Task item » From the records below, take each line where the string "highlighted" shows up and copy it.

[Stored entries]
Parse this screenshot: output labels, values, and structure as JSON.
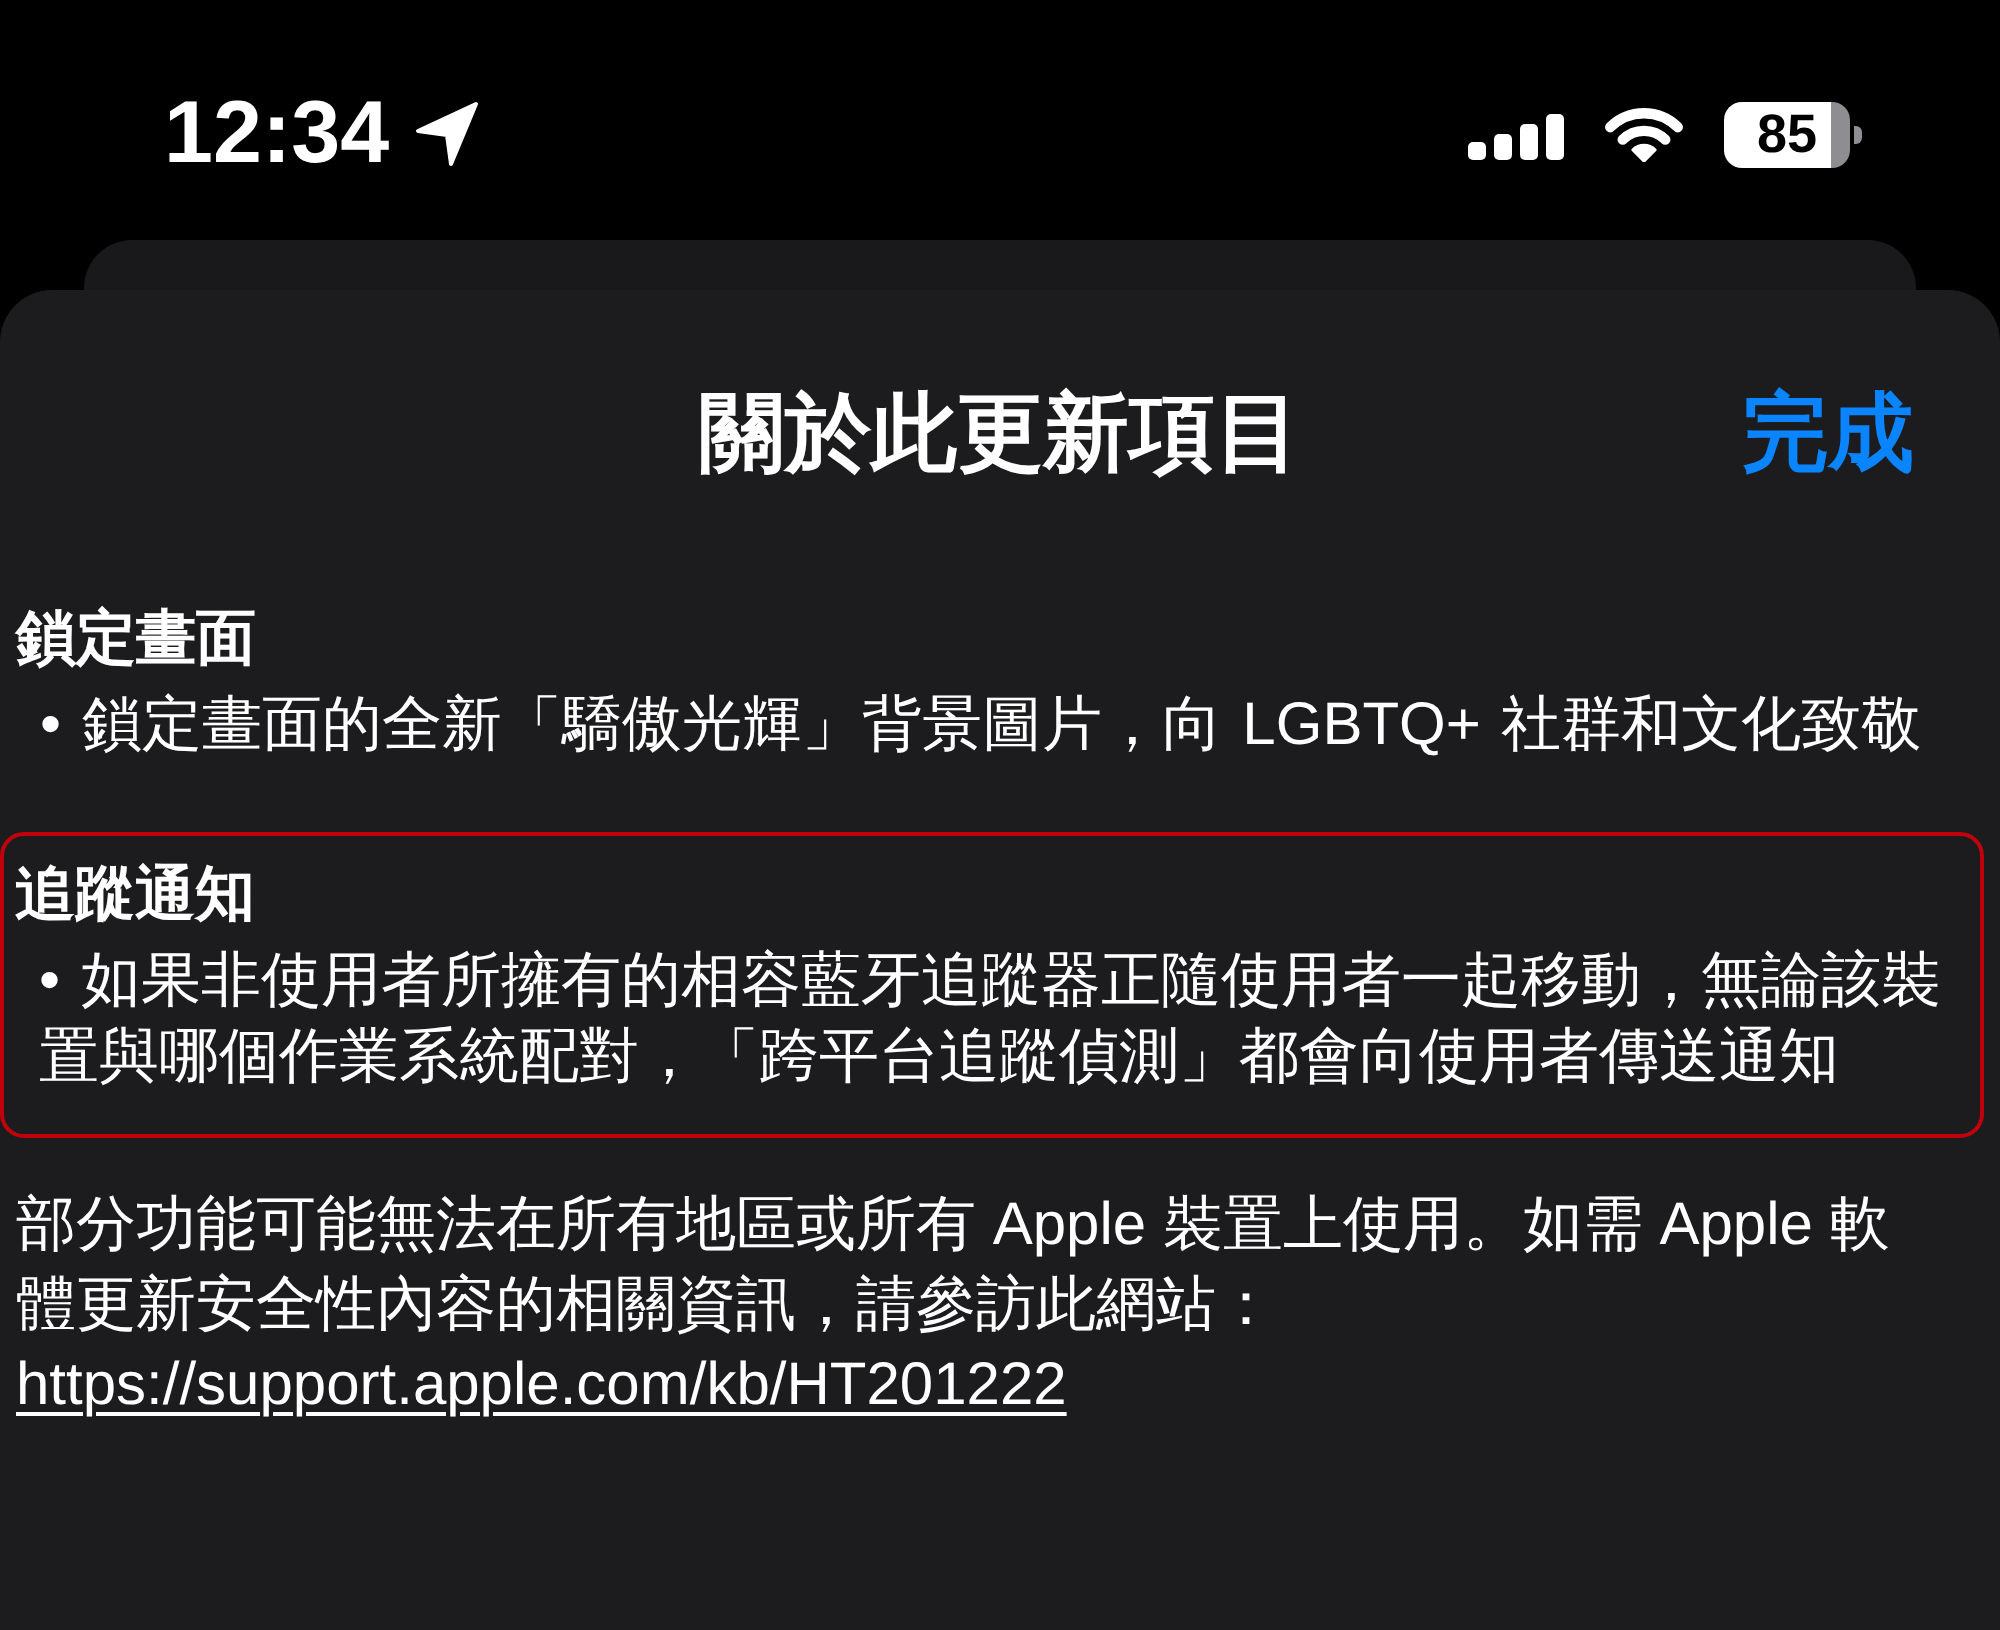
{
  "status_bar": {
    "time": "12:34",
    "battery": "85"
  },
  "sheet": {
    "title": "關於此更新項目",
    "done_button": "完成"
  },
  "sections": [
    {
      "heading": "鎖定畫面",
      "highlighted": false,
      "bullets": [
        "• 鎖定畫面的全新「驕傲光輝」背景圖片，向 LGBTQ+ 社群和文化致敬"
      ]
    },
    {
      "heading": "追蹤通知",
      "highlighted": true,
      "bullets": [
        "• 如果非使用者所擁有的相容藍牙追蹤器正隨使用者一起移動，無論該裝置與哪個作業系統配對，「跨平台追蹤偵測」都會向使用者傳送通知"
      ]
    }
  ],
  "footer_note": {
    "text": "部分功能可能無法在所有地區或所有 Apple 裝置上使用。如需 Apple 軟體更新安全性內容的相關資訊，請參訪此網站：",
    "link": "https://support.apple.com/kb/HT201222"
  }
}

Task result »
      "highlighted": false,
      "highlighted": true,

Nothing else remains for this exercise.